  27. Down Counter with truncated sequence, 4-bit Synchronous Decade Counter
  28. Mod-n Synchronous Counter, Cascading Counters, Up-Down Counter
  29. Integrated Circuit Up Down Decade Counter Design and Applications
  30. DIGITAL CLOCK: Clocked Synchronous State Machines
  31. NEXT-STATE TABLE: Flip-flop Transition Table, Karnaugh Maps
  33. Moore Machine State Diagram, Mealy Machine State Diagram, Karnaugh Maps
  34. SHIFT REGISTERS: Serial In/Shift Left,Right/Serial Out Operation
  35. APPLICATIONS OF SHIFT REGISTERS: Serial-to-Parallel Converter
  36. Elevator Control System: Elevator State Diagram, State Table, Input and Output Signals, Input Latches
  37. Traffic Signal Control System: Switching of Traffic Lights, Inputs and Outputs, State Machine
  38. Traffic Signal Control System: EQUATION DEFINITION
  39. Memory Organization, Capacity, Density, Signals and Basic Operations, Read, Write, Address, data Signals
  40. Memory Read, Write Cycle, Synchronous Burst SRAM, Dynamic RAM
  41. Burst, Distributed Refresh, Types of DRAMs, ROM Read-Only Memory, Mask ROM
  42. First In-First Out (FIFO) Memory

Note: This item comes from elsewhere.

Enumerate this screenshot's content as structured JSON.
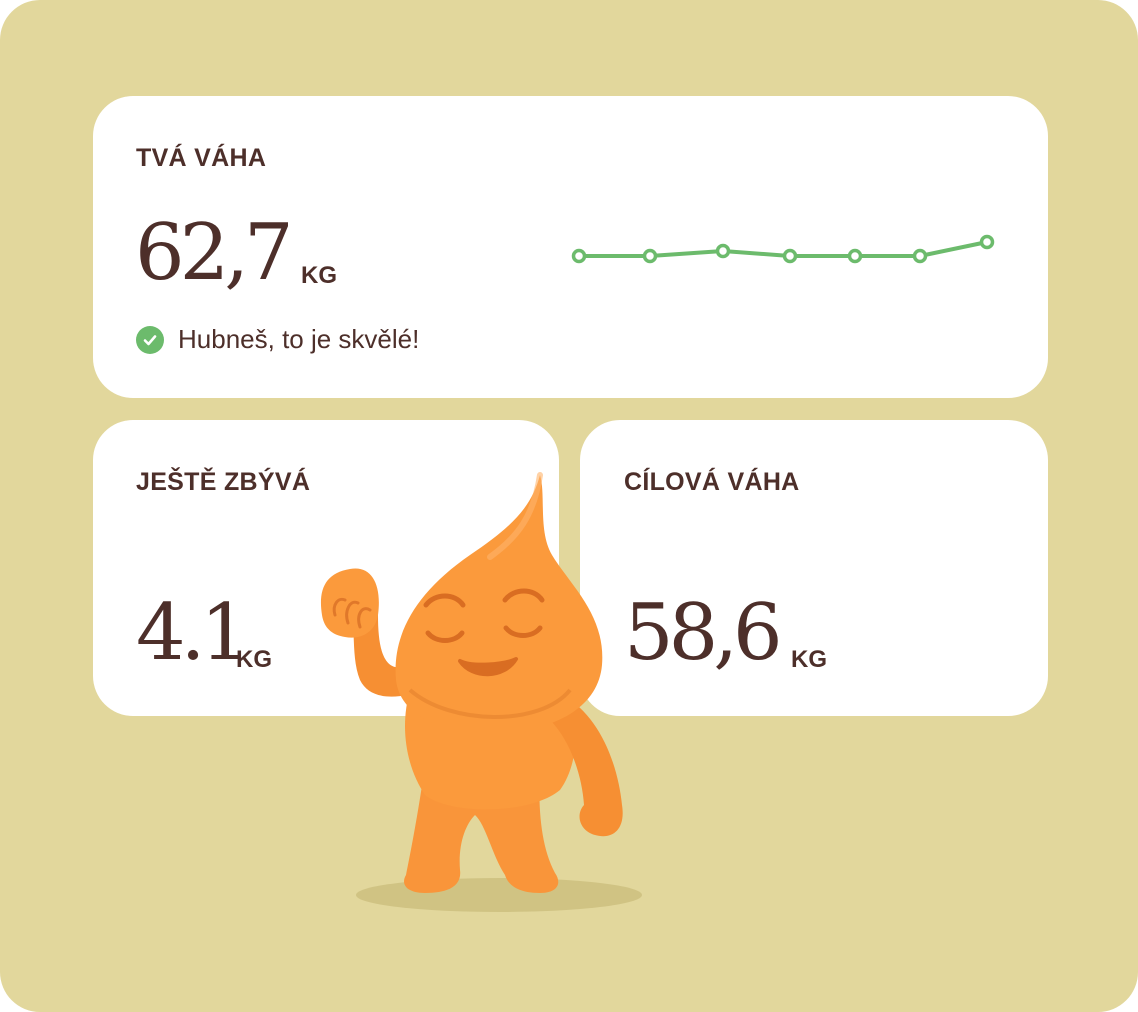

  44. THE LOGIC BLOCK: Analogue to Digital Conversion, Logic Element, Look-Up Table